In the afternoon we went to the westernmost point of Espanola. The hike was through boulders, shrubbery and shoreline of Punta Suarez. We were greeted by a sea lion who had no intention of moving out of our way, lava lizards, iguanas galore, and many sea lions, including a baby following mom around while his placenta was still attached! After awhile the trail reaches the cliff edge were many birds nest.
Another Christmas card picture!
Entrance sign to Punta Suarez. Immediately upon our arrival, before we had gotten off the paved dry dock, we encountered this brilliantly colored iguana. And his close up portrait!
Next up was the mockingbird, who seemed determined that we were going to feed him. He was mistaken! Apparently some cruises allow their guests to feed the animals, although it is strictly forbidden by the Park. Lindblad was very explicit that we were not allowed to feed animals, because it is not in the best interests of maintaining the balance of nature.
The Espanola Lava lizard, also curious as to what we might be bringing.
And one of his more shy fellow brethren.
The iguanas pile up together for warmth. They create quite a sight!
Here is a momma sea lion with the baby keeping up. This was the baby sea lion that was still attached to his placenta. Talk about newborn!
See the little trail behind him?
Nazca boobies in a courting dance
Nazca booby nesting on an egg
Blue boobies...I kept seeking the perfect shot!
These were two baby blue boobies....no blue feet yet!
The adult albatross on the nest
And a juvenile albatross waiting on his parents
And the scenery! You could forget about the birds and still be completely amazed! This shoreline reminded us of Maine.
There is a blowhole right there off the cliffs...
There are thousands of birds nesting along these cliffs.
The white areas are caused by the build up of bird poop
And another glorious sunset....
The last evening was quite a delight, some wore Halloween costumes, others came as they were. Here was our particular table for the evening. Mark, Jane, Babette, Dorcas, and Barb.
Some of our fellow cruise mates
The little lady's name was Joan. She has been to Anarctica, the Arctic, Russia, and many other places I can't even remember. She was very arthritic, but when it came time to snorkel, she was the first one in and the last one out!
After dinner that evening, we went up to the top deck to hang out in the gorgeous night. As we were talking a bird came flying by that we initially thought was a gull. After it landed and we got a better look at it we realized it was a short eared owl! I grabbed my camera and decided that rules or not, I was going to use a flash to get a picture of this guy! If you don't know owls are very shy and reclusive, and are very rarely seen.

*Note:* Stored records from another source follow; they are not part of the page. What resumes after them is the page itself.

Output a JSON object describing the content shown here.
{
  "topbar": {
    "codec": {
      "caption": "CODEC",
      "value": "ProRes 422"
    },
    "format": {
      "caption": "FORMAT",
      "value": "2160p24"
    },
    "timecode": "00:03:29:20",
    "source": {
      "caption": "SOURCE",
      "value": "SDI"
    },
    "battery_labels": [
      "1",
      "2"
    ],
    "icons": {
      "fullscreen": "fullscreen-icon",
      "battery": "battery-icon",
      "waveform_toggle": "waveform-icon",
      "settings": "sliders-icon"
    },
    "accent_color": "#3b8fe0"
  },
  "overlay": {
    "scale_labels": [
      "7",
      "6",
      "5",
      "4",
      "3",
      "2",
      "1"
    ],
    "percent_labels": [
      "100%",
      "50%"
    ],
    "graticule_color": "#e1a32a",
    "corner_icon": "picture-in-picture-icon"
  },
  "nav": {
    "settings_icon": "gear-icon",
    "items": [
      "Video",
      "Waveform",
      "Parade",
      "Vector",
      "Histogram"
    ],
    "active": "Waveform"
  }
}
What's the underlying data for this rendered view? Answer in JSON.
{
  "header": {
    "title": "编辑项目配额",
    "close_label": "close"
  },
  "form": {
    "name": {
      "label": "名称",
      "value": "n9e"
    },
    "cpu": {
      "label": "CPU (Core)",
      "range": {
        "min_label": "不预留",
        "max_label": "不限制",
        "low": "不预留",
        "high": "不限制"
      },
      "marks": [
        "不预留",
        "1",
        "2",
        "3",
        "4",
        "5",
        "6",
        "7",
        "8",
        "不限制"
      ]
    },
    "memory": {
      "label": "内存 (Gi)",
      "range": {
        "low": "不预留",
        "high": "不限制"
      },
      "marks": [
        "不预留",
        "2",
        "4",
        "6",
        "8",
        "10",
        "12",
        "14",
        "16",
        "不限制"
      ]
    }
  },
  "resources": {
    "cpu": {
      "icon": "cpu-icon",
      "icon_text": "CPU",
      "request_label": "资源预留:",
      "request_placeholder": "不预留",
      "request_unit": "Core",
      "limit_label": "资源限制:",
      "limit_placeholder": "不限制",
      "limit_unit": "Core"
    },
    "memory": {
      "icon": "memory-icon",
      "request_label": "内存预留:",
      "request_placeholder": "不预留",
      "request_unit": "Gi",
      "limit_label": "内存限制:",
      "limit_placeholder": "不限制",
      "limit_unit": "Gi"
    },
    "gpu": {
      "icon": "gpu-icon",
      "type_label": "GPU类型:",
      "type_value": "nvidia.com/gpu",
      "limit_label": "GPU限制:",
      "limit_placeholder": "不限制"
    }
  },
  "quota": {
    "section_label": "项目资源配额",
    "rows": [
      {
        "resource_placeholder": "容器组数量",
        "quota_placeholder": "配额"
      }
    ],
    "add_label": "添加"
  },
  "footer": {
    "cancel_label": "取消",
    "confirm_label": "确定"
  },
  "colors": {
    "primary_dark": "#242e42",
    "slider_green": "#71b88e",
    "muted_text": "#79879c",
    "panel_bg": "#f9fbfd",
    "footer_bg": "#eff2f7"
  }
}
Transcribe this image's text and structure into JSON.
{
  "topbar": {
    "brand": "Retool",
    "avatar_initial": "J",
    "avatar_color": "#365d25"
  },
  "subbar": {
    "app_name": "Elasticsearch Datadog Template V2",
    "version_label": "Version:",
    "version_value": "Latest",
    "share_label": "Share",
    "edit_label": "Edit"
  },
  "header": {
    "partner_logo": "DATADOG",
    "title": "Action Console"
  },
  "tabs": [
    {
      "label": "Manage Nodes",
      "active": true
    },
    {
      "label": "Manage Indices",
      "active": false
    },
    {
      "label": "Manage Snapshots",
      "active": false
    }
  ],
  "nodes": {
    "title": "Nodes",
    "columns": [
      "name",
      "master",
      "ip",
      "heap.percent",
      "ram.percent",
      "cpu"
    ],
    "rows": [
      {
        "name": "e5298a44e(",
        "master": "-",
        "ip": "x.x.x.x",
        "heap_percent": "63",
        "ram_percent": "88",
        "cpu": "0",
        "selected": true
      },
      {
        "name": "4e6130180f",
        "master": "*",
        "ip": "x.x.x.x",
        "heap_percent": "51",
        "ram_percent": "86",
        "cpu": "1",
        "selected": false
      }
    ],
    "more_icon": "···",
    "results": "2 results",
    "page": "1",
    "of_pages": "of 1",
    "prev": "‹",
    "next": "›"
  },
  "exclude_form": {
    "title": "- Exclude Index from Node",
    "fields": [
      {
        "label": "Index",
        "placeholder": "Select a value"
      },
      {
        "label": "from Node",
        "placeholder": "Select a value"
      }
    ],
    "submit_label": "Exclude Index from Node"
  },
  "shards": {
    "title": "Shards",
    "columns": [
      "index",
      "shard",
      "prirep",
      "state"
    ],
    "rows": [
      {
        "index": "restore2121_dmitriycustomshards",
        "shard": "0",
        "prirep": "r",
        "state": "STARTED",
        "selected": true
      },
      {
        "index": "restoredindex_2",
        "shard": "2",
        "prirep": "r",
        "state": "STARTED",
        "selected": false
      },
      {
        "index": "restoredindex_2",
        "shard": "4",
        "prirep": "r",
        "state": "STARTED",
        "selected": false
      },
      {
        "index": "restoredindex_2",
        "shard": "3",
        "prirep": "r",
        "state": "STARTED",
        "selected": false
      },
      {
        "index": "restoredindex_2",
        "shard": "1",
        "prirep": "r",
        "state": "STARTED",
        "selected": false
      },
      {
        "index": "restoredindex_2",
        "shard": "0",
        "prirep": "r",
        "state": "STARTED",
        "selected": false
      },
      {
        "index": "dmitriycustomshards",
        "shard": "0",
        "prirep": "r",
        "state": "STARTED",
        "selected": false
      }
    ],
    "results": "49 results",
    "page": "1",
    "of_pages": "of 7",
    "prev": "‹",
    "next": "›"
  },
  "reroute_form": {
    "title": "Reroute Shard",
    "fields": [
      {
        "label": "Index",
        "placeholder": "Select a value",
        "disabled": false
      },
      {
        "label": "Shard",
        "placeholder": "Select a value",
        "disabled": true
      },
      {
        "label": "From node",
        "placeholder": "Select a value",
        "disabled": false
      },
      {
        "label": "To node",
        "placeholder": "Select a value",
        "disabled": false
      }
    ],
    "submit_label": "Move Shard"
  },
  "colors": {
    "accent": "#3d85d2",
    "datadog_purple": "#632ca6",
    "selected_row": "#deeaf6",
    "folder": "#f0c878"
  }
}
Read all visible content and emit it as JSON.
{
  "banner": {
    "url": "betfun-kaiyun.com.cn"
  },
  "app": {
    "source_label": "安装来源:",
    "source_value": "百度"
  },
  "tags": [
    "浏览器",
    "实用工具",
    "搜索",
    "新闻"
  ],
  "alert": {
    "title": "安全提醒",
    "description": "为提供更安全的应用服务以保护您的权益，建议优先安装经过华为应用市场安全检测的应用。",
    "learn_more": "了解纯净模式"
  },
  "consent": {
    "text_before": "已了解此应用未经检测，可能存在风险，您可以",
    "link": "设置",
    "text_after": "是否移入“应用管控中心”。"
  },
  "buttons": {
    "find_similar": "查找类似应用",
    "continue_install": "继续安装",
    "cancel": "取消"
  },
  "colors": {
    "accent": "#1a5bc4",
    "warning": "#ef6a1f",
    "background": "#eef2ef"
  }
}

This bird was about two feet from Mark, sitting on the boat railing and just hanging out with us. For some unknown reason I couldn't get my camera to take the picture although I tried desperately until he flew off. It occurred to me on the flight home that I was too close to the owl for the telephoto lens to work. I missed the picture of a lifetime because the subject was actually TOO close! Only in the Galapagos....